I made an embarrassing digital era mistake on social media last week. With so many things to remember/keep track of -- internet week, upfronts/newfronts, design week, Life in general -- I thought that last week's episode of Mad Men was indeed the series finale and wrote "Farewell Mad Men" on my Facebook page.
Quite the contrary. I was quickly jolted back to reality in the digital form of instant messages and reprimanding comments on my Facebook account. This week's episode of Mad Men was, they said, the last, the previous week's was the penultimate. With egg on my face I corrected myself and pitched forward into the usual media hair-splitting of the last episode.
I was generally pleased with the closer -- Don "Mr. Anxiety" Draper got a good ending, and so did Pete, Peggy, Roger and, to a degree, Joan. One thing though greatly disturbed me: Betty's last scene. Diane Cleheane, one of the most passionate commentators on the Mad Men phenomenon, got it pitch-perfect with a comment on Facebook, "If (series creator Matt) Weiner was driving home the point of the randomness and the cruelty of life, mission accomplished."
That ending didn't sit well with me either. It seemed to me a particularly cruel way to kill the unpopular suburban housewife, while, at the same, time venerating the shows go-getter career women. "Mad Men Gives Way to Strong Women" -- or somesuch take on that narrative idea -- was the general critical takeaway. Peggy gets it all -- love and a career; Joan gets most -- the high powered career that has always eluded her on the other side of the glass ceiling; Betty, however, is resigned to her dark fate, smoking unto an early Death, while Sally washes the dishes in the still of the suburban home.
Last week -- the week I mistook for the last -- presented a better Betty. In many ways the penultimate episode presented the better end for Betty Draper Francis; in many ways the penultimate episode would have been the best way, even without the resolution with Don, to sunset her character. This was the Betty Draper who has evolved from slightly spoiled housewife wholly dependent upon her husband's status and her looks for her identity to the mature woman, tempered through the fires of her father's decline as well as the unravelling of Don Draper's deception. The Betty Draper of last week was the Betty that stood up to Don, all iron festooned with lace. But the tone in the discussion of her impending Death with her daughter Sally was almost beyond beautiful, thanks to an soft, understated but amazing performance by January Jones. This is the Betty Draper I and untold others have come to love over the course of Mad Men.
This is how January Jones wants us to remember Betty, according to her Instagram account:

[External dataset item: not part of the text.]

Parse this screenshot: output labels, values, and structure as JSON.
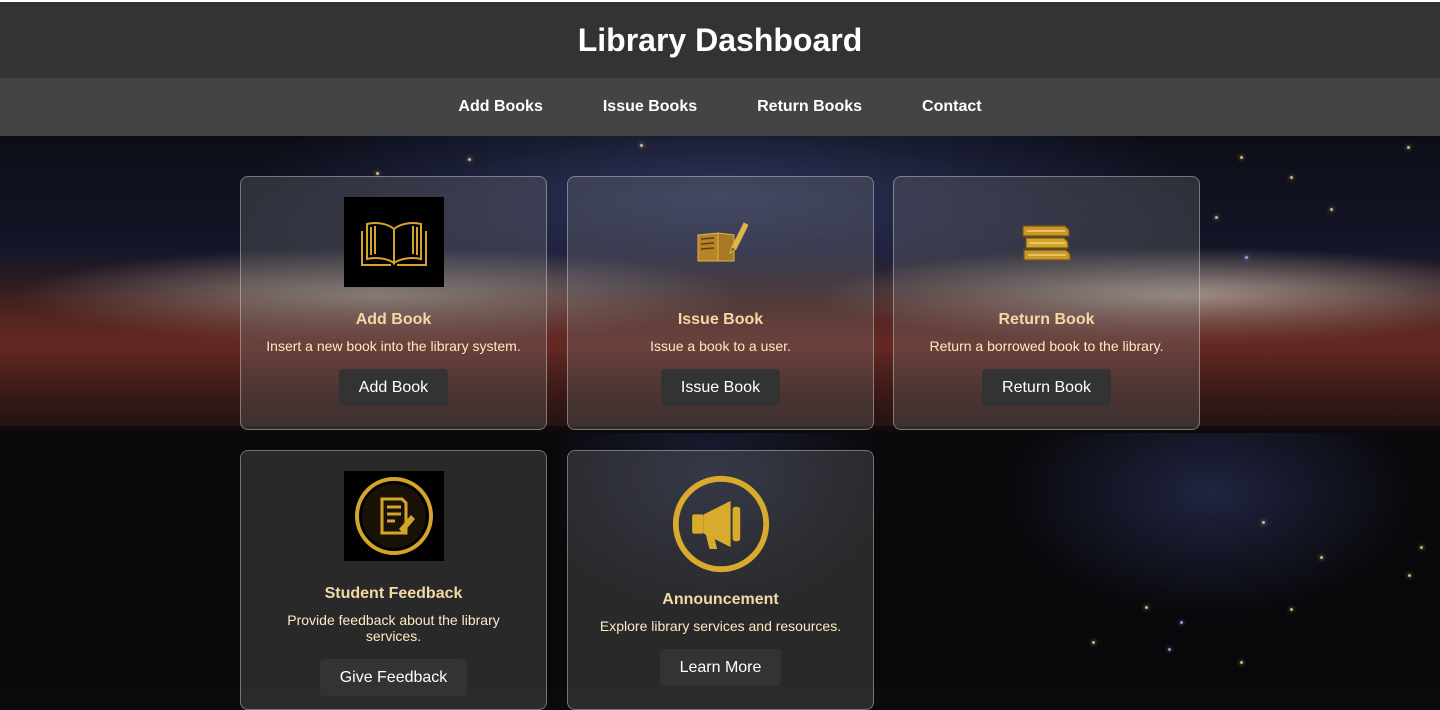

I prefer to remember Betty from her speaking to her daughter about her impending Death, just before giving the final instructions. "I watched my mother die. I won’t do that to you. And I don’t want you to think I’m a quitter, I’ve fought for plenty in my life. And that's how I know when it's over. it's not a weakness. it's been a gift to me. To know when to move on."